Maximizing the Impact of Federally Funded Health Services Research and Primary Care Research

By Gopal Khanna, MBA, Director of AHRQ
Twitter: @AHRQNews

The COVID-19 pandemic has shown us that we need answers, now more than ever, to the complex challenges that can undercut our healthcare system’s effectiveness:

  • How can we shorten the time frame between identifying the most urgent research questions and producing research findings?
  • Once research is completed, how can we make sure that findings and tools are rapidly disseminated and applied to improve patient care?
  • How do we strike the right balance between adherence to the tenets of scientific rigor while responding to today’s real-world needs to improve care?
  • How do we assess and document the impact of the research we oversee?

As director of AHRQ, an agency long dedicated to supporting health services research, these are among the questions that keep me up most nights.

My colleagues and I are not alone, of course, in wanting to push the healthcare system forward in ways that make patient care safe, effective and high value. These goals are shared by policymakers, particularly those at the Federal level who rightly want to know that research investments are appropriately strategic and are having measurable impacts.
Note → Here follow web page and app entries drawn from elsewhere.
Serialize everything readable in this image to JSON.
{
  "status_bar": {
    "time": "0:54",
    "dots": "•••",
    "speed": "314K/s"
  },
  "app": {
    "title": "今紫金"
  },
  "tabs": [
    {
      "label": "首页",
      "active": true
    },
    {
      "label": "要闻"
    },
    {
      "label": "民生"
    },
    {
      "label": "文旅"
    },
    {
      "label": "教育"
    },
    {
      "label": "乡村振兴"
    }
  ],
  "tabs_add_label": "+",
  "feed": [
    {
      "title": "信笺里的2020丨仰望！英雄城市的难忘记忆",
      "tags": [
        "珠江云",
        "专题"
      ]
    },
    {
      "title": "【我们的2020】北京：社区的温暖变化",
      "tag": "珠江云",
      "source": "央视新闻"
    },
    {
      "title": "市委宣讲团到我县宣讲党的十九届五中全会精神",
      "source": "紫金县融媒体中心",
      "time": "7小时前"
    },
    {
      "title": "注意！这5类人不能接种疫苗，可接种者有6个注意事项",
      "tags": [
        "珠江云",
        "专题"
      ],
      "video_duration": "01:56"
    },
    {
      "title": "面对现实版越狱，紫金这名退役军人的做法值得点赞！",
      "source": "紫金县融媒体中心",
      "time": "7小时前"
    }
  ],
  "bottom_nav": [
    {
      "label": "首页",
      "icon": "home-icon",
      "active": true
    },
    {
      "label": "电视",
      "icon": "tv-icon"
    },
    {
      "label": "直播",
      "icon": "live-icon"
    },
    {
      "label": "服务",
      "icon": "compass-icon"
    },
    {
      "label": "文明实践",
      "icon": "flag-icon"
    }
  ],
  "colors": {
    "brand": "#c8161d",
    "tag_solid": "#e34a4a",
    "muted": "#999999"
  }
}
To this end, Congress mandated an independent study to be conducted in 2019 to assess the breadth, scope and impact of federally funded research in two domains—health services research (HSR) and primary care research (PCR)—that are integral to the functioning of the nation’s healthcare system. The study was designed to identify research gaps and propose recommendations to AHRQ for maximizing the outcomes, value, and impact of research investments in these areas during the years and decades ahead, including strategies for better coordination of research agendas.

Conducted by the RAND Corporation, the study was the first effort to capture and categorize HSR and PCR projects across the Federal government. Eight agencies within the Department of Health and Human Services and the Department of Veterans Affairs provided data on HSR and PCR projects funded between 2011 and 2018.

The RAND team cast a wide net. It assessed more than 93,000 research projects using a combination of manual and automated reviews of each project description. RAND also convened two panels of technical experts and conducted interviews with more than 50 stakeholders.

With such a high volume of HSR and PCR being conducted by multiple agencies, Congress wanted to know if some of the research was redundant. Unsurprising to me, there was very little overlap. The study found that the HSR and PCR research portfolios of federal HSR and PCR funders were largely complementary, not duplicative. For the most part, each agency’s research was consistent with its legislative mandate and target audience.

The study identified several potential challenges to coordinating HSR and PCR across agencies: the sheer breadth and volume of research activity; the differing time frames of research across agencies; and the lack of targeted funding for coordinating research.

The expert panels recommended several strategies that could be used more frequently to improve coordination: interagency steering committees and task forces; advisory committees and other processes for regular information sharing; project-specific advisory committees; and the Federal departmental clearance process. The team cited interagency collaboration around the opioid crisis and an interagency workgroup on diagnostic safety as examples of successful interagency coordination.

Overall, the study found that HSR and PCR are vital for improving the quality, safety, and value of healthcare for all Americans. Several action steps were suggested across the following domains:

  • Improving the relevance and timeliness of HSR and PCR.
  • Maximizing the impact of Federally funded HSR and PCR.
  • Improving translation of HSR and PCR into practice.
  • Encouraging innovation in research.

The results of the RAND study will be discussed at AHRQ’s National Advisory Council meeting in July. In the meantime, I would be pleased to learn what questions and suggestions you have for increasing the impact of HSR and PCR. We know from the overwhelming response to our recent COVID-19 funding opportunity announcements (we received over 250 applications!) that the research community is poised to tackle today’s most pressing research questions. I look forward to engaging with all of you in the coming months as we use this report to build an even brighter future for health services and primary care research and their importance in improving patients’ lives.

This article was originally published on AHRQ Views Blog and is republished here with permission.